Lovis Corinth Germany
7-21-1858 Kaliningrad, GER – 7-17-1925 Zandvoort, NEDBack to Artist IndexView Artists Paintings
Lovis Corinth was born Franz Heinrich Louis Prussia. The son of a tanner, he displayed a talent for drawing as a child, and in 1876 he went to study painting in the academy of Königsberg. In 1880 he attended the Academy of Fine Art in Munich, which rivaled Paris as the avant-garde art center in Europe at the time. There he was influenced by Courbet and the Barbizon school, through their interpretation by the Munich artists Wilhelm Leibl and Wilhelm Trübner. Louis then traveled to Antwerp and then Paris where he studied under William-Adolphe Bouguereau at the Académie Julian. He returned to Königsberg in 1888 when he adopted the name "Lovis Corinth".
In 1891, Corinth returned to Munich, but in 1892 he abandoned the Munich Academy and joined the Munich Secession. These nine years in Munich were not his most productive, and he was perhaps better known for his ability to drink large amounts of red wine and champagne.
Lovis Corinth moved to Berlin in 1900, and had a one-man exhibition at a gallery. In 1902 at the age of 43, he opened a school of painting for women and married his first student, Charlotte Berend, some 20 years his junior. Charlotte was his youthful muse, his spiritual partner, and the mother of his two children. She had a profound influence on him, and family life became a major theme in his art.
In December 1911, he suffered a stroke, and was partially paralyzed on his left side. Thereafter he walked with a limp, and his hands displayed a chronic tremor. With the help of his wife, within a year he was painting again with his right hand.

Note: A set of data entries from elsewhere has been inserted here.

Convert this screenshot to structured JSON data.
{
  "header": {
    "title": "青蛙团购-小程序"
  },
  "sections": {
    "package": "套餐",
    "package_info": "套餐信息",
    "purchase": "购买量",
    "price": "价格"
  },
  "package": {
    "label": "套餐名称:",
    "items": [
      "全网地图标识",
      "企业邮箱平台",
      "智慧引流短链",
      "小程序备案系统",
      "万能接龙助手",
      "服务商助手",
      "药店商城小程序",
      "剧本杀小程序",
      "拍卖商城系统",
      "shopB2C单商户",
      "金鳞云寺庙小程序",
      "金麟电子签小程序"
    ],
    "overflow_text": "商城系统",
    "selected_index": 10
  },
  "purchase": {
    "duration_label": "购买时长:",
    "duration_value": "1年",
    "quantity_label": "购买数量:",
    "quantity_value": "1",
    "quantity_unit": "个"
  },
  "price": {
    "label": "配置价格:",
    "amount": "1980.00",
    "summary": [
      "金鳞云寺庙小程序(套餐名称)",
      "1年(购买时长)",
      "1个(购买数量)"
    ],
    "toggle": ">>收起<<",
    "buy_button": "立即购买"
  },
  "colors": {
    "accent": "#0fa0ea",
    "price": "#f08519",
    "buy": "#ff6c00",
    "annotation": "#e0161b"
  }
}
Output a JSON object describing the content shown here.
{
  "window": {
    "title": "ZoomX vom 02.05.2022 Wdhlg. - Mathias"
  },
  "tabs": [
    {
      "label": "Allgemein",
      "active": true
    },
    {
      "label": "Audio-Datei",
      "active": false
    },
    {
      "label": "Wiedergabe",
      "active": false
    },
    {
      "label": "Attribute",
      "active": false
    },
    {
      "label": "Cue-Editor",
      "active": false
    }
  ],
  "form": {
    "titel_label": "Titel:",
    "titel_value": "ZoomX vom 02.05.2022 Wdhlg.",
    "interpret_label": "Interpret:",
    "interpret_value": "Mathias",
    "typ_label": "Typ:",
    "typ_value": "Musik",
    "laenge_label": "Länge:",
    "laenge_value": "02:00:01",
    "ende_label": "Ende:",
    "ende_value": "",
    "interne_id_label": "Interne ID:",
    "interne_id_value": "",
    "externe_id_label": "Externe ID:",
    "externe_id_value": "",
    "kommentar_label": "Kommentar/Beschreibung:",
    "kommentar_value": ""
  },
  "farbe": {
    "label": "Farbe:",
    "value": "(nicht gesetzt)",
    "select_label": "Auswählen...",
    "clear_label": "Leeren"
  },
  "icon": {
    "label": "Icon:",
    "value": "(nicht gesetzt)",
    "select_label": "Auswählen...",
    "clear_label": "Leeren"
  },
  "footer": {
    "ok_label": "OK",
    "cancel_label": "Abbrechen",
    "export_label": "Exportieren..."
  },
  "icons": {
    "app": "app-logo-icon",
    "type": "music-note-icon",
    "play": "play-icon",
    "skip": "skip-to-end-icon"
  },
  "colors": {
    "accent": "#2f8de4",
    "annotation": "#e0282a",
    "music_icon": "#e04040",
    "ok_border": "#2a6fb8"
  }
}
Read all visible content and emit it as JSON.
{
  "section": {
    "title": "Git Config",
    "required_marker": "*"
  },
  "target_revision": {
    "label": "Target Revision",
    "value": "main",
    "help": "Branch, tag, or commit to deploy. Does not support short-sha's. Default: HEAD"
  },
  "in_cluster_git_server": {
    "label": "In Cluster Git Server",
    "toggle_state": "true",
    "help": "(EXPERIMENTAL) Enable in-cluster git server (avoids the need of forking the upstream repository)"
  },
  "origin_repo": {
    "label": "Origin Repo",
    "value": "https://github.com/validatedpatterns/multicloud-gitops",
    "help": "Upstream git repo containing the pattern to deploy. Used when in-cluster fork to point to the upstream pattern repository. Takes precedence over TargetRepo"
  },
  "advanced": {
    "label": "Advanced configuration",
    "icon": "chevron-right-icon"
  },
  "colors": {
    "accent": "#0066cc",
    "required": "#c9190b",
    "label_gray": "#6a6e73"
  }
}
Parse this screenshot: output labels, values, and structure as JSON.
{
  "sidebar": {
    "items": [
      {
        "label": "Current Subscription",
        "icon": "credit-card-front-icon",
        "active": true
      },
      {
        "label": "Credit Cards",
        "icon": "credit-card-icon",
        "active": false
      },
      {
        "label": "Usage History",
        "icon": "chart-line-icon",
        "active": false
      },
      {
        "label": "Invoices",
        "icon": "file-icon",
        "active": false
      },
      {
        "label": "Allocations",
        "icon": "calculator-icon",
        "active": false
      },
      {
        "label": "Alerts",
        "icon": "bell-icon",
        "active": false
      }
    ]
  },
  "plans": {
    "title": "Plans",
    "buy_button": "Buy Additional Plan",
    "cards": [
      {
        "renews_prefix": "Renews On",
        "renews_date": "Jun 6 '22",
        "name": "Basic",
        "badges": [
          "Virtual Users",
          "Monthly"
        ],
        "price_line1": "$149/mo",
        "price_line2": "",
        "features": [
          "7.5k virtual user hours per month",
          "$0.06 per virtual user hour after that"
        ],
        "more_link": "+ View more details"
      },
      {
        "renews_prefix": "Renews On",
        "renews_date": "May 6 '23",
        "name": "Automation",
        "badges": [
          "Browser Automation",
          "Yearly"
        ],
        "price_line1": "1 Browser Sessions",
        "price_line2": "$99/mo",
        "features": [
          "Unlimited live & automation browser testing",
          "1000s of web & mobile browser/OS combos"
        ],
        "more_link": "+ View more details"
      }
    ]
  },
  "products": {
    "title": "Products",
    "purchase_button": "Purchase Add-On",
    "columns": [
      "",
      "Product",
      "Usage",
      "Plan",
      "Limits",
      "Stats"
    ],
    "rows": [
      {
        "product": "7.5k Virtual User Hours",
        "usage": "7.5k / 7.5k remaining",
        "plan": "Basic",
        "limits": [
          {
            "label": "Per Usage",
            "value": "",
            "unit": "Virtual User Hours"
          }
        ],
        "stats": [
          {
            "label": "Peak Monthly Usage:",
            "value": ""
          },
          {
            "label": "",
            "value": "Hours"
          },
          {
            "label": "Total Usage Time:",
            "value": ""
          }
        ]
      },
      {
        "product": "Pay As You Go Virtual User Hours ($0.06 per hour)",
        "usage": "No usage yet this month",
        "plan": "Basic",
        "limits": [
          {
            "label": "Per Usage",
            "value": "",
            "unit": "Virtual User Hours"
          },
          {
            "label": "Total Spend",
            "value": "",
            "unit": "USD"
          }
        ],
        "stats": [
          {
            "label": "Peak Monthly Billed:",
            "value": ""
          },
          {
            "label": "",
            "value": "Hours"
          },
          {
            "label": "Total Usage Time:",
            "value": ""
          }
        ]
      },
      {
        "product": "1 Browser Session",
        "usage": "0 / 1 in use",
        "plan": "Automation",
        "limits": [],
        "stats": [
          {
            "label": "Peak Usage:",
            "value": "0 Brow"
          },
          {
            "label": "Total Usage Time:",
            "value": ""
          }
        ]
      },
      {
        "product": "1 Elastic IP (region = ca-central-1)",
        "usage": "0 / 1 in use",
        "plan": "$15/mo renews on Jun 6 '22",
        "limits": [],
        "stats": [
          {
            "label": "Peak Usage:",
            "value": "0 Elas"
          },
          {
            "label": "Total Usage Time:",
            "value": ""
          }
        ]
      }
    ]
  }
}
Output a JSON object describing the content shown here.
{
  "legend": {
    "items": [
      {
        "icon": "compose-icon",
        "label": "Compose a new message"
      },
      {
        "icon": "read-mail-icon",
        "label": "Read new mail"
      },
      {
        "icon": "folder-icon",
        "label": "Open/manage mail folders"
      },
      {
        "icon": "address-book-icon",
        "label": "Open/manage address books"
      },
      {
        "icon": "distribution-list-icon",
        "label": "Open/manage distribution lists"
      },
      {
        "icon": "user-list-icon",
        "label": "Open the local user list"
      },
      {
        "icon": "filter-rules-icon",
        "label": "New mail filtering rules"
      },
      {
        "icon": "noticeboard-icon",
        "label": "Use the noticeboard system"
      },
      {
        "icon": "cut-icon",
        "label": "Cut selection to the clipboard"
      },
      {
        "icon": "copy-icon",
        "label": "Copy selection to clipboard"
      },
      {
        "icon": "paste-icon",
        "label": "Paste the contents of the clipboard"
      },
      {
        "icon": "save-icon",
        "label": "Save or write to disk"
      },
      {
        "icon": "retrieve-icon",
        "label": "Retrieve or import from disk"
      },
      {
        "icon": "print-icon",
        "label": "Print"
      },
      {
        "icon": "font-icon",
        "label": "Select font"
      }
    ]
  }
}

The landscapes he created between 1919 and 1925 are perhaps the most desirable images of his entire graphic oeuvre. He painted numerous self-portraits, and made a habit of painting one every year on his birthday as a means of self-examination. In many of his self-portraits Lovis Corinth assumed guises such as an armored knight (The Victor, 1910), or Samson (The Blinded Samson, 1912).
In 1910 Lovis Corinth had donated the painting Golgatha for the altar of the church of his birthplace, Tapiau. At the end of the Second World War, when the Red Army invaded East Prussia, this painting disappeared without trace. Tapiau was among the few East Prussian places not devastated by the war, which makes it likely that the painting was looted rather than destroyed.
In 2007, the German city of Hanover returned the painting Romische Campagna (Roman Landscape) to the heirs of Jewish collector Curt Glaser who sold it in 1933 to fund his escape from the Nazis.
Influences: William-Adolphe Bouguereau, Gustave Courbet
Traveled: France, Belgium, Netherlands